▶ ABOUT THIS EXERCISE
Exactly as written, output each of the entries below.

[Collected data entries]
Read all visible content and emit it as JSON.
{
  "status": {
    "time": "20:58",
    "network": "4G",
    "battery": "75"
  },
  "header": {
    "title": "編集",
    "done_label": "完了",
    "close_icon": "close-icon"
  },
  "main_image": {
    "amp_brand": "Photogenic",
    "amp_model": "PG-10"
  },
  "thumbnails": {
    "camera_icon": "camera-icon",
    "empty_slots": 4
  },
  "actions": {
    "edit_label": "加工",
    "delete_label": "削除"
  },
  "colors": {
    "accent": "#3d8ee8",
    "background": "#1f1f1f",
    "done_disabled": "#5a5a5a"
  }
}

▶ SOLUTION TO THIS EXERCISE
Read all visible content and emit it as JSON.
{
  "status": {
    "time": "20:58",
    "network": "4G",
    "battery": "75"
  },
  "header": {
    "title": "編集",
    "done_label": "完了",
    "close_icon": "close-icon"
  },
  "main_image": {
    "amp_brand": "Photogenic",
    "amp_model": "PG-10"
  },
  "thumbnails": {
    "camera_icon": "camera-icon",
    "empty_slots": 4
  },
  "actions": {
    "edit_label": "加工",
    "delete_label": "削除"
  },
  "colors": {
    "accent": "#3d8ee8",
    "background": "#1f1f1f",
    "done_disabled": "#5a5a5a"
  }
}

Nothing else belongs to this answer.